Material for the task →

——————

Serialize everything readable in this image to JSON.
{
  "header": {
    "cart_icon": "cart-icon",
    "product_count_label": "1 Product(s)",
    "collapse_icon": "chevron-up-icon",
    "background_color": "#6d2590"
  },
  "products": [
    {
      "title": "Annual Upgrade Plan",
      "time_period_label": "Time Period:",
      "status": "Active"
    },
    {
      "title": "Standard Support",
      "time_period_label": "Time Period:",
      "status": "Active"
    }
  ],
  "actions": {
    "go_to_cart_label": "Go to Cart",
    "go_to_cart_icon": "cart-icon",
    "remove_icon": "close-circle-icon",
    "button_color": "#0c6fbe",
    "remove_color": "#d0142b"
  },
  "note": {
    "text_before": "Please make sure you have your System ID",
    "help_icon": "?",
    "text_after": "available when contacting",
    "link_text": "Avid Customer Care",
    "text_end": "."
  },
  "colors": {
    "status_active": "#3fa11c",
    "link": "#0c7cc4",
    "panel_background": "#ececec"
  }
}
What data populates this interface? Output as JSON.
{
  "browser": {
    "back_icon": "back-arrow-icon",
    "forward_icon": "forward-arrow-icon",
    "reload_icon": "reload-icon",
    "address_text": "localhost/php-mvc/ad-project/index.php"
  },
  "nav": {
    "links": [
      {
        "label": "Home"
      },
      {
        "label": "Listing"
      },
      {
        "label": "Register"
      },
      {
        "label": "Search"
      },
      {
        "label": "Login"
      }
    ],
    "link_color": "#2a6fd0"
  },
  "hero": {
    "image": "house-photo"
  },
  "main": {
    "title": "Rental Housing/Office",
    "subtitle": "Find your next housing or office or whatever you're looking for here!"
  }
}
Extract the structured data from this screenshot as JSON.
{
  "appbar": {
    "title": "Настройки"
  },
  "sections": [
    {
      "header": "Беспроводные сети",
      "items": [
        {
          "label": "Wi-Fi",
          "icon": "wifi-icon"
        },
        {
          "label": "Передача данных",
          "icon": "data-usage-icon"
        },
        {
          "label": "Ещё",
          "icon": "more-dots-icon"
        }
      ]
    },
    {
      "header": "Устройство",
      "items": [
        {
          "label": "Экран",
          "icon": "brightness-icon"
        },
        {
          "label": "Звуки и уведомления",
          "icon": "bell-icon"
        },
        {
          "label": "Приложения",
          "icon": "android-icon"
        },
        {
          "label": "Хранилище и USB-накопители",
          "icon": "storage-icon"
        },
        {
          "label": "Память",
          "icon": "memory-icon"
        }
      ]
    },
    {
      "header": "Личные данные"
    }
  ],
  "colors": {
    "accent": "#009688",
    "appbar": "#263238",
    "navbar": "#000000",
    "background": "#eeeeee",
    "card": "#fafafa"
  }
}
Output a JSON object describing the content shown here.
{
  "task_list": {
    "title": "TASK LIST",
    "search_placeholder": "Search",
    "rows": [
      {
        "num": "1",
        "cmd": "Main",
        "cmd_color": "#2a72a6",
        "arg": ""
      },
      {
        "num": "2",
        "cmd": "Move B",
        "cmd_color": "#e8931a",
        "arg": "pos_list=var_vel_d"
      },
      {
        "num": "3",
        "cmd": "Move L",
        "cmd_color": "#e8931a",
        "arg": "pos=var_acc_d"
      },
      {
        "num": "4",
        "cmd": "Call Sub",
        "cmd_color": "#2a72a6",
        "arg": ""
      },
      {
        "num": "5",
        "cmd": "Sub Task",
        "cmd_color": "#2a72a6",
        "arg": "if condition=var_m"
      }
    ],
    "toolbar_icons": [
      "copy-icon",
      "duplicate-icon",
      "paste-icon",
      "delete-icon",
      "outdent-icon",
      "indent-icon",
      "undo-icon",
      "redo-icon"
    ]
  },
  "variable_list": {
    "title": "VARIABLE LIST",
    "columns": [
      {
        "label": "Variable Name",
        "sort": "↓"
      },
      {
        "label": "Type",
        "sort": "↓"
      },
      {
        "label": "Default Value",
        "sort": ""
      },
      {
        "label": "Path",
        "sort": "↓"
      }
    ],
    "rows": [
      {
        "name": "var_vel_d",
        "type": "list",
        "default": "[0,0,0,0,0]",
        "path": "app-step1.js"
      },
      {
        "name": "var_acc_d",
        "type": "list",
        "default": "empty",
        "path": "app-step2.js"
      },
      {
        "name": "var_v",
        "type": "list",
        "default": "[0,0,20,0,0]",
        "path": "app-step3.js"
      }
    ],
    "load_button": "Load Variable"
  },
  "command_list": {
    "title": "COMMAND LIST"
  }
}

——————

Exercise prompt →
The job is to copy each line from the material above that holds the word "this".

Output of the exercise →
Serialize everything readable in this image to JSON.
What data populates this interface? Output as JSON.
Extract the structured data from this screenshot as JSON.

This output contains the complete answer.